California Man Sues MGM Mirage
A California businessman who claims that Las Vegas casinos preyed on his gambling addiction is attempting to sue MGM-Mirage properties after losing millions of dollars over a nine-year period. Shibley Horaney, of Long Beach, Calif., claims that beginning as early as 1995, representatives from the MGM Grand and The Mirage aggressively solicited him to open lines of credit at the casinos, which prompted him to lose more than $5 million. He also is arguing that because he is a California resident and MGM-Mirage representatives repeatedly hounded him in his home state, he should be covered by a California law that says it will not "lend its process to the collection of gambling debts." Horaney's complaint was filed in federal court after the MGM Mirage threatened to sue him for failing to pay back $475,000 loaned to him during trips to the Strip. Horaney could not be reached for comment. His attorney, Allen Hyman, did not return phone messages. Last week, U.S. Magistrate Judge George Foley granted the MGM-Mirage's motion to sanction Horaney for two deposition hearings he missed in March. Horaney claims the casinos "collect data on residents of California, particularly those susceptible to gambling addiction, (and) attempt to induce those" individuals to visit their Las Vegas properties.

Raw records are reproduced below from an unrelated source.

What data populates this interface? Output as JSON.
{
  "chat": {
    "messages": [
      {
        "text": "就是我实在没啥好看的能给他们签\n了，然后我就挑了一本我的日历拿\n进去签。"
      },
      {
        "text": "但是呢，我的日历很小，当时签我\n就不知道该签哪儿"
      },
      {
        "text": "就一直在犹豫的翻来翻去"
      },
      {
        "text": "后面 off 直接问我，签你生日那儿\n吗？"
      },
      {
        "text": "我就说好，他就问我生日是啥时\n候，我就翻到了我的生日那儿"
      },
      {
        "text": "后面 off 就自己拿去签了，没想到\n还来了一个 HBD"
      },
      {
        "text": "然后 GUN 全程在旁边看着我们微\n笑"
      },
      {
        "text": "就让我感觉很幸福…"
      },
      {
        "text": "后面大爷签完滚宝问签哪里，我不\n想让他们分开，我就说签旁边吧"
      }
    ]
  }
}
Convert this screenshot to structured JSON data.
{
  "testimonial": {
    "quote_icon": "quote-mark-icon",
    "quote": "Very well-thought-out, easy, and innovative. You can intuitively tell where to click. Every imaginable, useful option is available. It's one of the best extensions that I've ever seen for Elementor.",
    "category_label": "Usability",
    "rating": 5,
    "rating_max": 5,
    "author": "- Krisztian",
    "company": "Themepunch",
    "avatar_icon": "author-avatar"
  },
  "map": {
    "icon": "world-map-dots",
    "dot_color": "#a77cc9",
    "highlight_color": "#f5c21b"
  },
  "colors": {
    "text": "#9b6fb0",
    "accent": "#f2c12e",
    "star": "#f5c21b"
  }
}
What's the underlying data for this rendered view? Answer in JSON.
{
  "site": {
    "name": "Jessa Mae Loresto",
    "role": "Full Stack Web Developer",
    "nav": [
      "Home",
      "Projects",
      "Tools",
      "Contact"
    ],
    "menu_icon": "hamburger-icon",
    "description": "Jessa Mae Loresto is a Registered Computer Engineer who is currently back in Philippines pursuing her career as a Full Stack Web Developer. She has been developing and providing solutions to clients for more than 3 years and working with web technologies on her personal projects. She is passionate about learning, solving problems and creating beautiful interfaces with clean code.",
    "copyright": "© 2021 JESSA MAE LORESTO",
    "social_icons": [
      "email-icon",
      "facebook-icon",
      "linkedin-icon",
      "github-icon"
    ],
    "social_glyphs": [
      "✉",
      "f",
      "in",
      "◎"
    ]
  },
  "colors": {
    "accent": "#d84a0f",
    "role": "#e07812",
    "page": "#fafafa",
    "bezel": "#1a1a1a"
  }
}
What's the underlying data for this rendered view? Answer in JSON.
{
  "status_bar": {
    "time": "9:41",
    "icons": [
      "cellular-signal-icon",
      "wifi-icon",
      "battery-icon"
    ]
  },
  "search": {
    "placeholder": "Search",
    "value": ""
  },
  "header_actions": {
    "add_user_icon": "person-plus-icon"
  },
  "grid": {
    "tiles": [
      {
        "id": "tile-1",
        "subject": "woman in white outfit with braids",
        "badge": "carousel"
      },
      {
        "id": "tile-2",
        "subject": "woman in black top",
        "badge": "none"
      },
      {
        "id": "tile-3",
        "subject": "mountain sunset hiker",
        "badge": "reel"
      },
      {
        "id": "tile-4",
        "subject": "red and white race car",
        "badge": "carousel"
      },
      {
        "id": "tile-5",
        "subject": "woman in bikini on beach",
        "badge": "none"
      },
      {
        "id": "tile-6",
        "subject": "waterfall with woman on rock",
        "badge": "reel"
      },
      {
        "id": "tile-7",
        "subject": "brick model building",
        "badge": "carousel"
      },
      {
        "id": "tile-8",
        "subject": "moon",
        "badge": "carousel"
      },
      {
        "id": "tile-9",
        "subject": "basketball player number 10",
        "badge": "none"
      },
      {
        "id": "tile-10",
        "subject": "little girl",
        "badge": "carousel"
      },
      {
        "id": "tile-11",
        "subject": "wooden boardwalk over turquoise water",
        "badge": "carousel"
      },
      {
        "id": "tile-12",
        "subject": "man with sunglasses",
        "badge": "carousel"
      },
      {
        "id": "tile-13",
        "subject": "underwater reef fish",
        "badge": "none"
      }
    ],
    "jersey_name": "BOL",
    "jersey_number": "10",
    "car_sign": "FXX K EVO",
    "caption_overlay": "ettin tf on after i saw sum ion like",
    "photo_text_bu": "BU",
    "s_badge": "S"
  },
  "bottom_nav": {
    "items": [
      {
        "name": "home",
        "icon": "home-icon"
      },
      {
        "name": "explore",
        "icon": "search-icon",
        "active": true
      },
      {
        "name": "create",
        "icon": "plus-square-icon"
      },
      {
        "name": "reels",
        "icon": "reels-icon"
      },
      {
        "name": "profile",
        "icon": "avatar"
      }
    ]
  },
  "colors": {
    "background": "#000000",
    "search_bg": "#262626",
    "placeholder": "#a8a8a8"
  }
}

The company contacted him "upwards of 20 to 30 times a year through phone communications and written communications," according to the complaint. They offered to send their corporate jet for Horaney and provide a hotel room at no cost.
MGM-Mirage officials denied the allegations included in the complaint.
"We did not employ any marketing efforts that we haven't used with other guests in the past during the ordinary course of our business," said Yvette Monet, a spokeswoman for the company.
"Further, issues related to problem gambling have been raised as a defense by plaintiffs in the past, and in every case the courts have rejected the argument that a guest is not obligated to pay his or her debt in full."
The case is scheduled for a jury trial, one that MGM-Mirage officials are confident they ultimately will win.
"The reality remains that Mr. Horaney owes an outstanding debt to our company, and we intend to continue to pursue all legal avenues to collect the full amount that is owed to us," Monet said.
Horaney's complaint says he suffers from "gambling addictions recognized by the American Psychiatric Association."